The team led by Prof. Dr. Gerd Sutter from the Ludwig Maximilian University of Munich (LMU) has made optimizations to the so-called spike protein of SARS-CoV-2 in order to achieve stronger immunization. "We are very confident that we are now testing an improved vaccine that will also result in satisfactory immune responses," explains Prof. Sutter, adding: "Last year, due to the pandemic and lockdown, it had not been possible in the first clinical phase to test a larger number of different formulations and variants of our vaccine in the first clinical phase. The administration of the complete spike protein as a vaccine will definitely continue."
As a vector for the vaccine, the DZIF scientists use a harmless, long-tested smallpox vaccine virus, the Modified Vaccinia virus Ankara (MVA for short). It serves as a transport vehicle for the genetic information of the SARS-CoV-2 spike protein. The vector vaccine delivers these instructions into the human body and causes the cells to recreate the coronavirus spike protein. This should then trigger a corresponding immune response with the formation of antibodies and T cells in the vaccinee’s body.
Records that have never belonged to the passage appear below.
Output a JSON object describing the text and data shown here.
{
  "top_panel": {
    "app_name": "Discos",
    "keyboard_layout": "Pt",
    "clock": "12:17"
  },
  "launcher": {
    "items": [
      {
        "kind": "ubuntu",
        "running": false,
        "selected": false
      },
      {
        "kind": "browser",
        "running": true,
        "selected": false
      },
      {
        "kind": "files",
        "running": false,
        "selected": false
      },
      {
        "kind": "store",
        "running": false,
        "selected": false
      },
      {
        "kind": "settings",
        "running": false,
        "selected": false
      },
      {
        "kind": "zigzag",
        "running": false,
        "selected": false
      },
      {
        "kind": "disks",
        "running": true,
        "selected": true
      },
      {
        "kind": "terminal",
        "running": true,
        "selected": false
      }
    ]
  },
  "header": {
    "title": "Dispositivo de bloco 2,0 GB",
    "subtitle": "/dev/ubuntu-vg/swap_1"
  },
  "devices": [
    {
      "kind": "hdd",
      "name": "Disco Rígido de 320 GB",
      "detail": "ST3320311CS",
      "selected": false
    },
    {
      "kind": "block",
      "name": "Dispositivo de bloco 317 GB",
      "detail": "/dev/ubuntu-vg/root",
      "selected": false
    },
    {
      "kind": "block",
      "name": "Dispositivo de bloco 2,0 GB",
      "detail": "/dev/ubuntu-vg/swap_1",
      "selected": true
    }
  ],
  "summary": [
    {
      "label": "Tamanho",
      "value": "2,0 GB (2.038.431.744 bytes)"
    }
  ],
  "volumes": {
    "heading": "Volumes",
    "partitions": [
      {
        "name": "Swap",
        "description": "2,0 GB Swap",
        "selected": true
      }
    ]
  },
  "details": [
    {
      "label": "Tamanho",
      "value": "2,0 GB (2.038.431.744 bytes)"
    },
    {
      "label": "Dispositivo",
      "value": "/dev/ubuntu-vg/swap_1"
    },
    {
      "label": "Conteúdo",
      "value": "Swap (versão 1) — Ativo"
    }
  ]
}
The new vaccine has been tested in animal models at the LMU and Philipps-Universität Marburg. "With the optimized vaccine, we see a significantly improved antibody response, which makes us optimistic for the phase Ib study that is now following," explains Prof. Dr. Stephan Becker, Head of the Institute of Virology at Philipps-University Marburg.
In this study phase, the UKE continues its cooperation with the CTC North clinical research organisation. "We are pleased that we can now continue the study and will soon start administering to the test subjects the first vaccinations with the optimized vaccine in three different dosages," says Prof. Dr. Marylyn Addo, Head of Infectiology at UKE, who is leading the clinical study as the principle investigator.
IDT Biologika GmbH from Dessau has taken on the technological development of the analytics as well as the production of the vaccine and also coordinates the preclinical and clinical activities for later approval. In the further course of the study, the study centres of the LMU University Hospital with Prof. Dr. Michael Hölscher and the University Hospital Tübingen with Prof. Dr. Peter Kremsner are to be included in the clinical review. The vaccine is one of three German projects that are financially supported by the Federal Ministry of Education and Research (BMBF) with a special programme.
Information about participation in the study
Subjects between the ages of 18 and 65 may participate in the study. The study includes a health screening, two vaccination appointments and 14 control appointments within a period of seven months. The volunteers receive an expense allowance for their participation. Those interested in participating in the study can contact the medical contracting institute CTC North: Email; Phone: +49 40 524719 111; www.ctc-north.com